**Problem description**
Print every line of the data exactly as shown.

(Data entries)
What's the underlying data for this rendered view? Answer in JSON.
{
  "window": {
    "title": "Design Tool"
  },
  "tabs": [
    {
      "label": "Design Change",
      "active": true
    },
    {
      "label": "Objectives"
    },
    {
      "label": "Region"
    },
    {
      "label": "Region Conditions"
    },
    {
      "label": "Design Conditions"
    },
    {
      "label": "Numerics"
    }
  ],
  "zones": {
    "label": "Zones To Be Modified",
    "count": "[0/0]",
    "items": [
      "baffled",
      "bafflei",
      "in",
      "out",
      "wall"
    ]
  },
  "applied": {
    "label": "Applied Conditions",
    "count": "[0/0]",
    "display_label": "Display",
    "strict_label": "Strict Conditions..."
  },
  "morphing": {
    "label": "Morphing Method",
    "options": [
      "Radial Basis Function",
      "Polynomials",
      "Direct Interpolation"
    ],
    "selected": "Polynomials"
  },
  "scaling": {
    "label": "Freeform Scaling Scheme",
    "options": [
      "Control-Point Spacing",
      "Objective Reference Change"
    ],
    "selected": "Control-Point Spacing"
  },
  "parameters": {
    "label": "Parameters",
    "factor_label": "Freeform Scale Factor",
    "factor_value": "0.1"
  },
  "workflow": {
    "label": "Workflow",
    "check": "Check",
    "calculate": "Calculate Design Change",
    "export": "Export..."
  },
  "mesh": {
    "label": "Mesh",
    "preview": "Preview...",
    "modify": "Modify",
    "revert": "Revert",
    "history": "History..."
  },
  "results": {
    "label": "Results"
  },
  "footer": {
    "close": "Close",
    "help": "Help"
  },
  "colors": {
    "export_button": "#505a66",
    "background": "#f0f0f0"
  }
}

**Task answer**
What's the underlying data for this rendered view? Answer in JSON.
{
  "window": {
    "title": "Design Tool"
  },
  "tabs": [
    {
      "label": "Design Change",
      "active": true
    },
    {
      "label": "Objectives"
    },
    {
      "label": "Region"
    },
    {
      "label": "Region Conditions"
    },
    {
      "label": "Design Conditions"
    },
    {
      "label": "Numerics"
    }
  ],
  "zones": {
    "label": "Zones To Be Modified",
    "count": "[0/0]",
    "items": [
      "baffled",
      "bafflei",
      "in",
      "out",
      "wall"
    ]
  },
  "applied": {
    "label": "Applied Conditions",
    "count": "[0/0]",
    "display_label": "Display",
    "strict_label": "Strict Conditions..."
  },
  "morphing": {
    "label": "Morphing Method",
    "options": [
      "Radial Basis Function",
      "Polynomials",
      "Direct Interpolation"
    ],
    "selected": "Polynomials"
  },
  "scaling": {
    "label": "Freeform Scaling Scheme",
    "options": [
      "Control-Point Spacing",
      "Objective Reference Change"
    ],
    "selected": "Control-Point Spacing"
  },
  "parameters": {
    "label": "Parameters",
    "factor_label": "Freeform Scale Factor",
    "factor_value": "0.1"
  },
  "workflow": {
    "label": "Workflow",
    "check": "Check",
    "calculate": "Calculate Design Change",
    "export": "Export..."
  },
  "mesh": {
    "label": "Mesh",
    "preview": "Preview...",
    "modify": "Modify",
    "revert": "Revert",
    "history": "History..."
  },
  "results": {
    "label": "Results"
  },
  "footer": {
    "close": "Close",
    "help": "Help"
  },
  "colors": {
    "export_button": "#505a66",
    "background": "#f0f0f0"
  }
}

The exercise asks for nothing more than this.